Mrs. Shad.—Why, he married-stop, I'll tell you di. rectly-Why, what does make my old head forget so?
Mrs. Barney.-Well, it seems to me I don't remember like I used to. Didn't he marry a Ramsbottom?
Mrs. Reed.-No. Stay, I'll tell you who he married presently. Oh, stay! Why I'll tell you who he married! He married old daddy Johnny Hooer's da'ter, Mournin'.
Mrs. Shad.—Why, la ! messy on me, so he did !
Mrs. Barney.--Oh, mighty well; but I'd forgot that brother Smith married her. I really thought he married a Ramsbottom.
Mrs. Reed.—Oh no, bless your soul, honey, he married Mournin'.
Mrs. Barney.--Well, the law me, I'm clear beat!
Mrs. Barney.--Emph, emph, emph, emph! And brother Smith inarried Mournin' Hooer! Well, I'm clear put out! Seems to me I'm gettin' mighty forgetful somehow.
Mrs. Shad.—Oh yes, he married Mournin', and I saw her when she joined society.
Mrs. Barney.-Why, you don't tell me so !
Mrs. Shad.-Oh, it's the truth. She didn't join till after she was married, and the church took on mightily about his marrying one out of society. But after she joined, they all got satisfied.
Mrs. Reed.—Why, la! me, the seven stars is 'way over here!
Mrs. Barney.—Well, let's light our pipes, and take a short smoke, and go to bed. How did you come on raisin' chick. ens this year, Mis' Shad?
Mrs. Shad.-La messy, honey! I have had mighty bad luck. I had the prettiest pa'sel you most ever seed, till the varment took to killin' 'em.
Mrs. Reed and Mrs. Barney.-The varment!!

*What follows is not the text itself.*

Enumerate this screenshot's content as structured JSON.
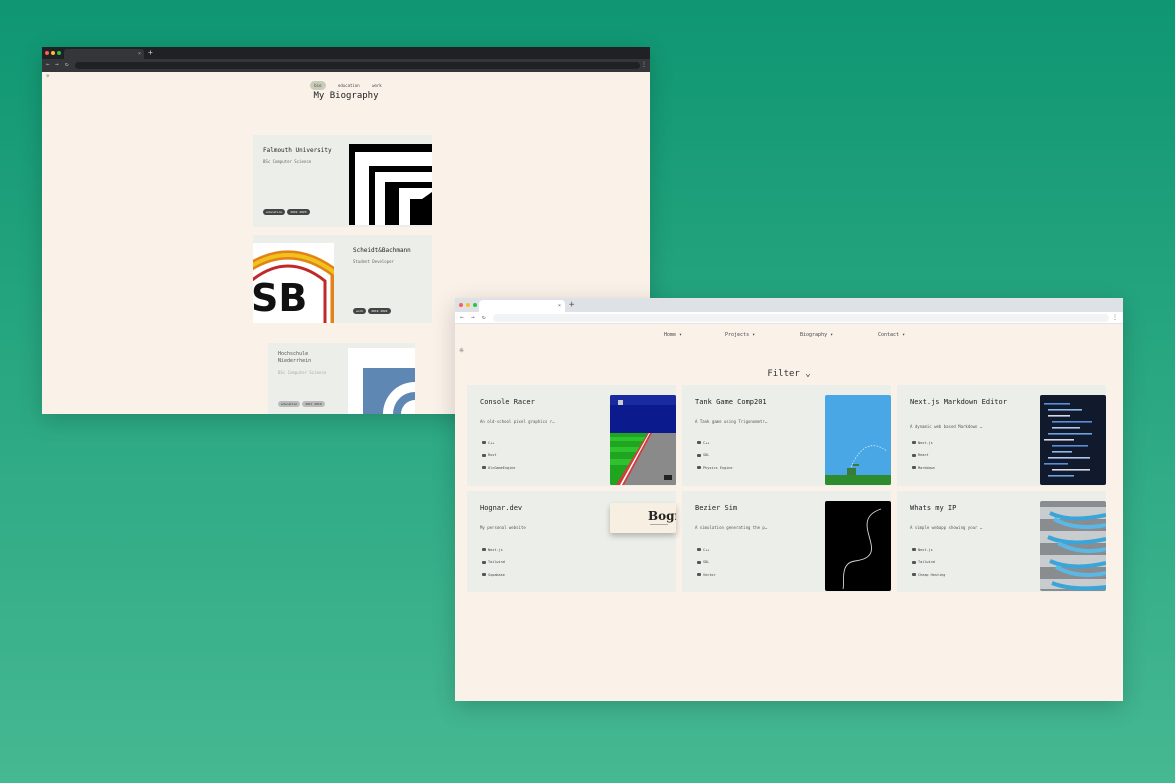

Mrs. Shad.-Oh, dear, yes. The hawk catched a powerful sight of them; and then the varment took to 'em, and nat’ly took 'em fore and aft, bodily, till they left most none at all hardly. Sucky counted 'em up t'other day, and there warn't but thirty-nine, she said, countin' in the old speckle hen's chickens that jist come off her nest.
Mrs. Reed and Mrs. Barney.-Humph-h-h!
Mrs. Reed.-Well, I've had bad luck, too. Billy's hounddogs broke up most all my nests.
Mrs. Barney.-Well, so they did me, Mis' Reed. I always did despise a hound-dog upon the face of yea'th.
Mrs. Reed.-Oh, they are the bawllinest, squallinest, thievishest things ever was about one; but Billy will have 'em, and I think in my soul his old Troup's the beat of all creaters I ever seed in all my born days a-suckin' o' hen's eggs.
He's clean most broke me up entirely. Mrs. Shad.—The lackaday !
Mrs. Reed.—And them that was hatched out, some took to takin' the gaps, and some the pip, and one ailment or other, till they most all died.
Mrs. Barney.--I reckon they must have eat something didn't agree
with them. Mrs. Reed.-No, they didn't, for I fed 'em every mornin' with my own hand.
Mrs. Barney.-Well, it's mighty curious !
A short pause ensued, which was broken by Mrs. Barney with, “ And brother Smith married Mournin' Hooer!”